EXERCISE OBJECTIVE | Read through the entries below and return each line with the word "preview".

DATA FOR THIS TASK |
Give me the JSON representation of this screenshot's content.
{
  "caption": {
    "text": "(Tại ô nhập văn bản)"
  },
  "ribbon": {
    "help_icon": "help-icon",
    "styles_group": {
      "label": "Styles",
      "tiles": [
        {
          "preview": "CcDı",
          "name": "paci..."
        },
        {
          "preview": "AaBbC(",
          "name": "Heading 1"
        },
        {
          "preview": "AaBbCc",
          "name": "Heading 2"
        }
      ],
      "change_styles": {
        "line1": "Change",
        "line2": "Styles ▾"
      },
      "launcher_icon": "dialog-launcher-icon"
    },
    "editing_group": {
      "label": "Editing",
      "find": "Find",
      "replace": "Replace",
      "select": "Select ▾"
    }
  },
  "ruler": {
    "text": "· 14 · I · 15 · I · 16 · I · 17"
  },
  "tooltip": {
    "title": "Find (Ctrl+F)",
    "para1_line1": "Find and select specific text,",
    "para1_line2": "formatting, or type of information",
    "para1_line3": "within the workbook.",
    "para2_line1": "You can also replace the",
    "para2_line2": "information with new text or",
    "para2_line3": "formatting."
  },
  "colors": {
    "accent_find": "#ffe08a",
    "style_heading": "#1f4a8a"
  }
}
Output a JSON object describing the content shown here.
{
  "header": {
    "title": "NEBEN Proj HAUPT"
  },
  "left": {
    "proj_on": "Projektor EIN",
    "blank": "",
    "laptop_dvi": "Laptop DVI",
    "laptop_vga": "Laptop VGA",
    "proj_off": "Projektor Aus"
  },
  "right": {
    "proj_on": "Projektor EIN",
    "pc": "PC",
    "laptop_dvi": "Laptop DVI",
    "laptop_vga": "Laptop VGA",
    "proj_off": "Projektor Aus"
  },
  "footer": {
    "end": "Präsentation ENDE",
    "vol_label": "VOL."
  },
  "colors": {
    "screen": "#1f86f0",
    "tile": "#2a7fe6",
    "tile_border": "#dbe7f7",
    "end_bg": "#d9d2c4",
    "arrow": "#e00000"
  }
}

OUTPUT |
          "preview": "CcDı",
          "preview": "AaBbC(",
          "preview": "AaBbCc",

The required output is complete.